Nonetheless, “Fake news” sites such as the New York Times commented that DJT seemed not to have noticed the events that took place in Portland. A former prominent newscaster, Dan Rather, went so far as to send a letter to DJT, drawing DJT’s attention to what had happened in Portland. He concluded his letter saying, “Two Americans have died leaving family and friends behind. . . . I hope you can find it worthy of your time to take notice.” DJT did so the following day in a sympathy tweet.

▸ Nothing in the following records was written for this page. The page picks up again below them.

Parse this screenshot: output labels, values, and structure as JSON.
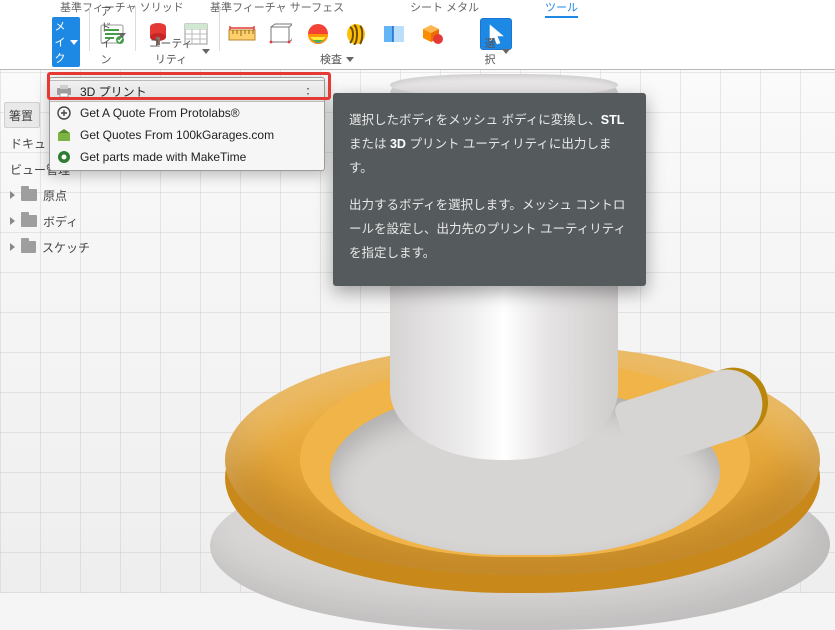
{
  "ribbon": {
    "tabs": {
      "solid": "基準フィーチャ ソリッド",
      "surface": "基準フィーチャ サーフェス",
      "sheet": "シート メタル",
      "tools": "ツール"
    },
    "groups": {
      "make": "メイク",
      "addins": "アドイン",
      "utility": "ユーティリティ",
      "inspect": "検査",
      "select": "選択"
    }
  },
  "menu": {
    "items": [
      "3D プリント",
      "Get A Quote From Protolabs®",
      "Get Quotes From 100kGarages.com",
      "Get parts made with MakeTime"
    ]
  },
  "tooltip": {
    "line1a": "選択したボディをメッシュ ボディに変換し、",
    "stl": "STL",
    "line1b": " または ",
    "threeD": "3D",
    "line1c": " プリント ユーティリティに出力します。",
    "line2": "出力するボディを選択します。メッシュ コントロールを設定し、出力先のプリント ユーティリティを指定します。"
  },
  "browser": {
    "header": "箸置",
    "docset": "ドキュ",
    "views": "ビュー管理",
    "origin": "原点",
    "bodies": "ボディ",
    "sketch": "スケッチ"
  }
}
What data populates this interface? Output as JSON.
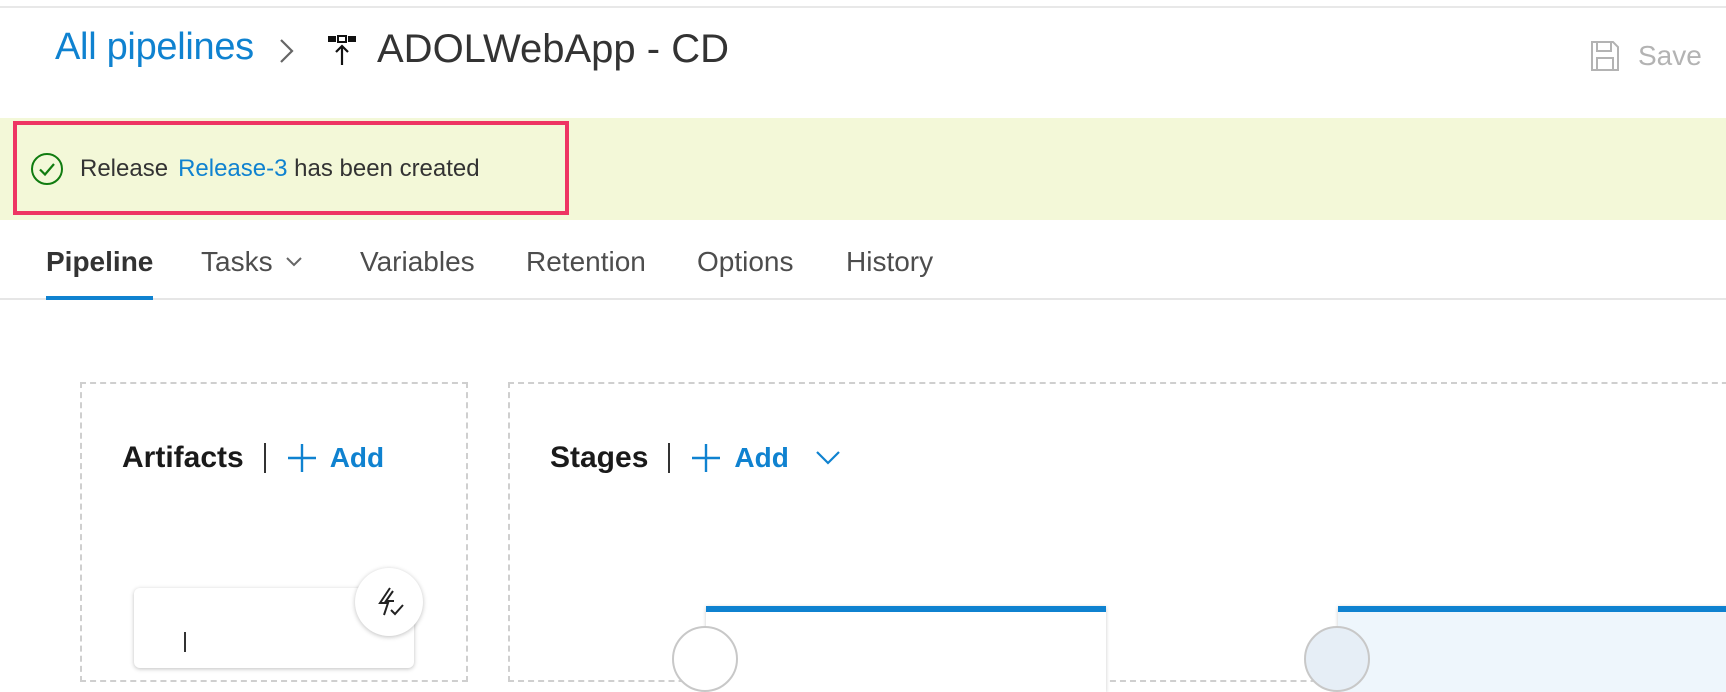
{
  "header": {
    "breadcrumb_link": "All pipelines",
    "pipeline_title": "ADOLWebApp - CD",
    "save_label": "Save",
    "icons": {
      "breadcrumb_separator": "chevron-right-icon",
      "pipeline": "release-pipeline-icon",
      "save": "floppy-disk-icon"
    }
  },
  "notification": {
    "prefix": "Release",
    "link_text": "Release-3",
    "suffix": "has been created",
    "icon": "check-circle-icon",
    "colors": {
      "background": "#f3f8d8",
      "highlight_border": "#ee3563",
      "success": "#107c10",
      "link": "#0f82d0"
    }
  },
  "tabs": {
    "items": [
      {
        "label": "Pipeline",
        "active": true
      },
      {
        "label": "Tasks",
        "has_dropdown": true
      },
      {
        "label": "Variables"
      },
      {
        "label": "Retention"
      },
      {
        "label": "Options"
      },
      {
        "label": "History"
      }
    ],
    "accent": "#0f82d0"
  },
  "artifacts": {
    "title": "Artifacts",
    "add_label": "Add",
    "trigger_icon": "continuous-deployment-trigger-icon"
  },
  "stages": {
    "title": "Stages",
    "add_label": "Add",
    "add_icon": "plus-icon",
    "dropdown_icon": "chevron-down-icon"
  }
}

The reason DJT did not respond without prompting, is that the murderer was a United States citizen. Had the murderer been an immigrant, DJT’s response would have been quite different. As he said in an interview on Fox news some weeks ago: “We’ve gotten tremendous criminals out of this country. I’m talking about illegal immigrants that were here that caused tremendous crime. That have murdered people, raped people – horrible things have happened. They’re getting the hell out or they’re going to prison.” And DJT has done more than just complain about those “tremendous criminals” who are immigrants. He has demonstrated his concern about crimes committed by immigrant criminals by creating a new office in the Department of Homeland Security that will help only those who are the victims of crimes committed by immigrants.

The new office is called “Victims of Immigration Crime Engagement” or “Voice” for short. It gives voice to victims of crimes if they are lucky enough to have become victims because of the actions of immigrants. It does not help victims who achieved their status through the actions of United States citizens, such as the ones in Portland. The website for Voice says its mission is to “support victims of crimes committed by criminal aliens, through access to information and resources.” Describing voice, John F. Kelly, Secretary of Homeland Security, said: “All crime is terrible, but these victims are unique-and too often ignored. These are casualties of crimes that should never have taken place because the people who victimized them oftentimes should not have been in the country in the first place.”

Voice will be staffed by 27 specialists in victim assistance and 21 community relations officers who “will assist victims of crimes committed by criminal aliens.” The office will provide a hot line for victims to call to get information about the status of their criminal’s case and the criminal’s progress through the immigration system.

It would not be surprising to learn that readers who know of the existence of Voice will secretly entertain the hope that, if they are the victims of a criminal act, it will not be committed by a United States citizen, but by a removable criminal alien. Their hope would be inspired because of the benefits available through Voice. They should realize that it is unlikely that their hopes will be realized. Notwithstanding DJT’s comments to Fox news, immigrants are, in fact, less likely to engage in criminal conduct than United States citizens. Among men between 18 and 49, immigrants were only one-half to one-fifth as likely to find themselves incarcerated as native born Americans. Immigrants make up 7% of the population in the United States, but only 5% of prison population. That is not meant to suggest that Voice is useless. Its creation enables DJT to believe he is doing something worthwhile. Would that he were.